How do dogs get heartworms?
Heartworms are carried by mosquitoes and can be passed from one dog to another through the bite of an infected mosquito. Heartworms are not passed directly from one dog to another. The mosquito is required for transmission
to occur. However, when a mosquito feeds on an infected dog, that mosquito becomes infected with a larval form of heartworms, called microfilaria. These microfilaria continue to mature inside of the mosquito and when the infected mosquito feeds on another dog, the microfilaria are injected into the dog through the mouthparts of the mosquito, where they continue to mature into adult heartworms.
What happens to dogs infected with heartworms?
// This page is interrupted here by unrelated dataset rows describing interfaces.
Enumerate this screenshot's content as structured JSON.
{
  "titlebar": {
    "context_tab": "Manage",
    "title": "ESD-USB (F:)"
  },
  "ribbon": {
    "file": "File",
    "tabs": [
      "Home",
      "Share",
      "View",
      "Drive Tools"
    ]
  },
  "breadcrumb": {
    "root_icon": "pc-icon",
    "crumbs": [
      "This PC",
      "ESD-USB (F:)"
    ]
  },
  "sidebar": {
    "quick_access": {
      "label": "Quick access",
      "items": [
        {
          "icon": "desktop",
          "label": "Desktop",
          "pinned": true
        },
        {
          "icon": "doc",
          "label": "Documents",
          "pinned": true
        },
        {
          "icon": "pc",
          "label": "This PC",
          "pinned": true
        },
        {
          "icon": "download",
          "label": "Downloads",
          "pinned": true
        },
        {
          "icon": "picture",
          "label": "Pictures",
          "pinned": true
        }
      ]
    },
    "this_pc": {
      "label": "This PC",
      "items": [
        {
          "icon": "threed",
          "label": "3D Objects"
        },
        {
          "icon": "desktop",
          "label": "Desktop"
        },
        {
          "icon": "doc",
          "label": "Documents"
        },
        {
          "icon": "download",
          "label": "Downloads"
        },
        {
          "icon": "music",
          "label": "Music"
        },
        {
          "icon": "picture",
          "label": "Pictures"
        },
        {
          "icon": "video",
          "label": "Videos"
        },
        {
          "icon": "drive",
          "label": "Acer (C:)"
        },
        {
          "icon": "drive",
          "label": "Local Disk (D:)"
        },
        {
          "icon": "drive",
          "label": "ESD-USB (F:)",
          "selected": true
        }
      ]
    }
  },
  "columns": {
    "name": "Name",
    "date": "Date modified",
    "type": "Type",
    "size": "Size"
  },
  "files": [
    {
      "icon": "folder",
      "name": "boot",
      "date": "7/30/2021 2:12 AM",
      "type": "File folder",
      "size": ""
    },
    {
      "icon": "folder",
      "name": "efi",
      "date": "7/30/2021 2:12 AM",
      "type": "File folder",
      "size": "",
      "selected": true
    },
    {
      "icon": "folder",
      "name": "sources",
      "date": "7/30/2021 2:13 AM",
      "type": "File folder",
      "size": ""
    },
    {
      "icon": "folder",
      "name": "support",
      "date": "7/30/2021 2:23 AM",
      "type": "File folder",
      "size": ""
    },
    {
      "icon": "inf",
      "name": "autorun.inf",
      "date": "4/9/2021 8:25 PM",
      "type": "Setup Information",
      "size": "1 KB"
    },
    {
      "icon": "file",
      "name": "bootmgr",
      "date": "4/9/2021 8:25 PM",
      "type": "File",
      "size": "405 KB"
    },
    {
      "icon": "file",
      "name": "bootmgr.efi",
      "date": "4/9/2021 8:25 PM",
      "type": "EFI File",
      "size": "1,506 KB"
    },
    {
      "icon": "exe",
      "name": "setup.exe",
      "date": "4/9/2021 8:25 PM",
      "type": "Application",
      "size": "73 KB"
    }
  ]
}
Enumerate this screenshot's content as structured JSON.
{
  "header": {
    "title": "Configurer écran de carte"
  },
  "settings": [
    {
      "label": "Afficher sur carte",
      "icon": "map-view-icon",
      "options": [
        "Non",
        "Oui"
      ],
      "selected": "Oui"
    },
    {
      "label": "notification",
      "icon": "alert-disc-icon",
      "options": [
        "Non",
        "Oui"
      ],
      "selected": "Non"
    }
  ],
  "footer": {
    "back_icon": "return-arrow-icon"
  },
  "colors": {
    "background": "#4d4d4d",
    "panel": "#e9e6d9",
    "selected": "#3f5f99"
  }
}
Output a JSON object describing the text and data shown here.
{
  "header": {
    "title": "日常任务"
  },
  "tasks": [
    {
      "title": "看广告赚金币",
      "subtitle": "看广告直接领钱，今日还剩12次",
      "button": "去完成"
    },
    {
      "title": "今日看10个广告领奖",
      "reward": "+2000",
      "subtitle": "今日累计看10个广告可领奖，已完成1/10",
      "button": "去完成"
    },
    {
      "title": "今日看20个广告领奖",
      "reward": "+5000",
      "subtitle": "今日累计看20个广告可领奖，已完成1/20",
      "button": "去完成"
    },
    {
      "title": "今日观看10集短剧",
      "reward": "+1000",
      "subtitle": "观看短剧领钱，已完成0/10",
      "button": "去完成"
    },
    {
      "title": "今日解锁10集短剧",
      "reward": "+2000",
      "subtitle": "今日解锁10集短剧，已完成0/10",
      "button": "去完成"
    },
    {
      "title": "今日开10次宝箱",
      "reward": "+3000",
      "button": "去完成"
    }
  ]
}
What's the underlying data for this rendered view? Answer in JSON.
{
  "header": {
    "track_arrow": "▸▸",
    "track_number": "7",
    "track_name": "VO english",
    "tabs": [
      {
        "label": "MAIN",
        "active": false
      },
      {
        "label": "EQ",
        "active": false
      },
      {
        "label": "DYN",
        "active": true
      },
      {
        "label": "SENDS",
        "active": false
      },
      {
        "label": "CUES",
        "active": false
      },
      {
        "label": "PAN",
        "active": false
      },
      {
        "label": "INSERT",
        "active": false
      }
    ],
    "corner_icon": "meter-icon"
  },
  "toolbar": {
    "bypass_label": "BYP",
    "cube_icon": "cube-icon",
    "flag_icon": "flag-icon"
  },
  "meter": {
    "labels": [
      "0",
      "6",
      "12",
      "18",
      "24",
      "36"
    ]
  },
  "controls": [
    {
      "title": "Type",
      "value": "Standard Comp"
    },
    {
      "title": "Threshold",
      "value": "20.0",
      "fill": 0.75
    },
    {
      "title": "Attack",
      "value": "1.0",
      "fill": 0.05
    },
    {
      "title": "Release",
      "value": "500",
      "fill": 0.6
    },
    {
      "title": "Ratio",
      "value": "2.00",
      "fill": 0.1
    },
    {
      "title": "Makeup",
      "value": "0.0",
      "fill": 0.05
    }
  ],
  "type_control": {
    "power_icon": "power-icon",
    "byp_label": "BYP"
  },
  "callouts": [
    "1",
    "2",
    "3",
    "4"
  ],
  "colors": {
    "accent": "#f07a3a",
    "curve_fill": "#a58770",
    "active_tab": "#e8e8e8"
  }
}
As the heartworms develop into adults, they migrate to the heart of the infected dog, where they live and reproduce. Dogs can be infected with numerous heartworms at once, sometimes numbering into the hundreds.
As the worms establish themselves within the heart, they begin to affect the heart, pulmonary arteries and the lungs of the infected dog, eventually leading to heart failure. The damage done to the heart, arteries and lungs of dogs infected with heartworms may be irreversible and can be fatal. A great deal of damage can be done before the worms are even detected.
Caval syndrome and heartworm disease
In dogs which are heavily infected with heartworms, the worms can become so numerous that they fill the entire right side of heart and begin to “back up” into the veins that feed the heart. When this happens, the effect is often disastrous and all too often fatal.
Can dogs infected with heartworms be treated?
Dogs infected with heartworms can be treated, but treatment is risky and the outcome can be unpredictable. The death of all the worms infecting the dog is not guaranteed with treatment and treatment is prolonged, lasting 4-6 months or longer. The recommended method of heartworm treatment involves injecting the infected dog with an arsenic-derived compound which acts to kill the adult heartworms. Needless to say, the treatment itself can be dangerous, though heartworm treatment is safer today than it was in the past. Heartworm treatment is also extremely costly.
Though it is possible (and recommended under certain conditions) for dogs infected with heartworms to clear the infection over time when placed on heartworm preventive medications such as ivermectin, this method can take years for all of the adult worms to die and carries a great deal of risk with it as well.
Preventing heartworm infection in dogs
Heartworms are easily prevented with a variety of different heartworm preventive medicines. Prevention is much safer and much more effective for dogs than trying to treat an existing heartworm infection. It is recommended that any dog which lives in a heartworm endemic area be placed on heartworm preventive medication. Heartworms have been diagnosed in all 50 states, according the American Heartworm Society.